▶ [EXERCISE BRIEF]
Copy every line of the entries that has the string "telah" in it.

*** PROVIDED RECORDS Section Begins ***

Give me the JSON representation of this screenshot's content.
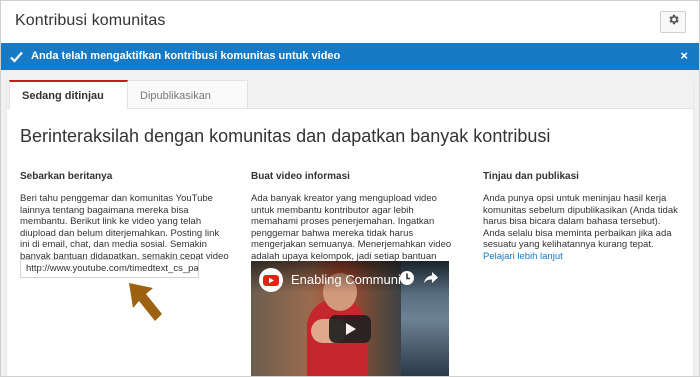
{
  "header": {
    "title": "Kontribusi komunitas",
    "settings_icon": "gear-icon"
  },
  "banner": {
    "text": "Anda telah mengaktifkan kontribusi komunitas untuk video",
    "close_label": "×",
    "color": "#167ac6"
  },
  "tabs": [
    {
      "label": "Sedang ditinjau",
      "active": true
    },
    {
      "label": "Dipublikasikan",
      "active": false
    }
  ],
  "main": {
    "heading": "Berinteraksilah dengan komunitas dan dapatkan banyak kontribusi"
  },
  "columns": [
    {
      "title": "Sebarkan beritanya",
      "text": "Beri tahu penggemar dan komunitas YouTube lainnya tentang bagaimana mereka bisa membantu. Berikut link ke video yang telah diupload dan belum diterjemahkan. Posting link ini di email, chat, dan media sosial. Semakin banyak bantuan didapatkan, semakin cepat video Anda diterjemahkan."
    },
    {
      "title": "Buat video informasi",
      "text": "Ada banyak kreator yang mengupload video untuk membantu kontributor agar lebih memahami proses penerjemahan. Ingatkan penggemar bahwa mereka tidak harus mengerjakan semuanya. Menerjemahkan video adalah upaya kelompok, jadi setiap bantuan sangat bermanfaat."
    },
    {
      "title": "Tinjau dan publikasi",
      "text": "Anda punya opsi untuk meninjau hasil kerja komunitas sebelum dipublikasikan (Anda tidak harus bisa bicara dalam bahasa tersebut). Anda selalu bisa meminta perbaikan jika ada sesuatu yang kelihatannya kurang tepat.",
      "link": "Pelajari lebih lanjut"
    }
  ],
  "share_link": {
    "value": "http://www.youtube.com/timedtext_cs_pan"
  },
  "video": {
    "title": "Enabling Community",
    "icons": [
      "youtube-logo-icon",
      "clock-icon",
      "share-icon",
      "play-icon"
    ]
  },
  "colors": {
    "accent_red": "#cc181e",
    "link_blue": "#167ac6",
    "arrow_brown": "#9c6211"
  }
}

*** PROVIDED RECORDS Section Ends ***

▶ [ANSWER SPACE]
    "text": "Anda telah mengaktifkan kontribusi komunitas untuk video",
      "text": "Beri tahu penggemar dan komunitas YouTube lainnya tentang bagaimana mereka bisa membantu. Berikut link ke video yang telah diupload dan belum diterjemahkan. Posting link ini di email, chat, dan media sosial. Semakin banyak bantuan didapatkan, semakin cepat video Anda diterjemahkan."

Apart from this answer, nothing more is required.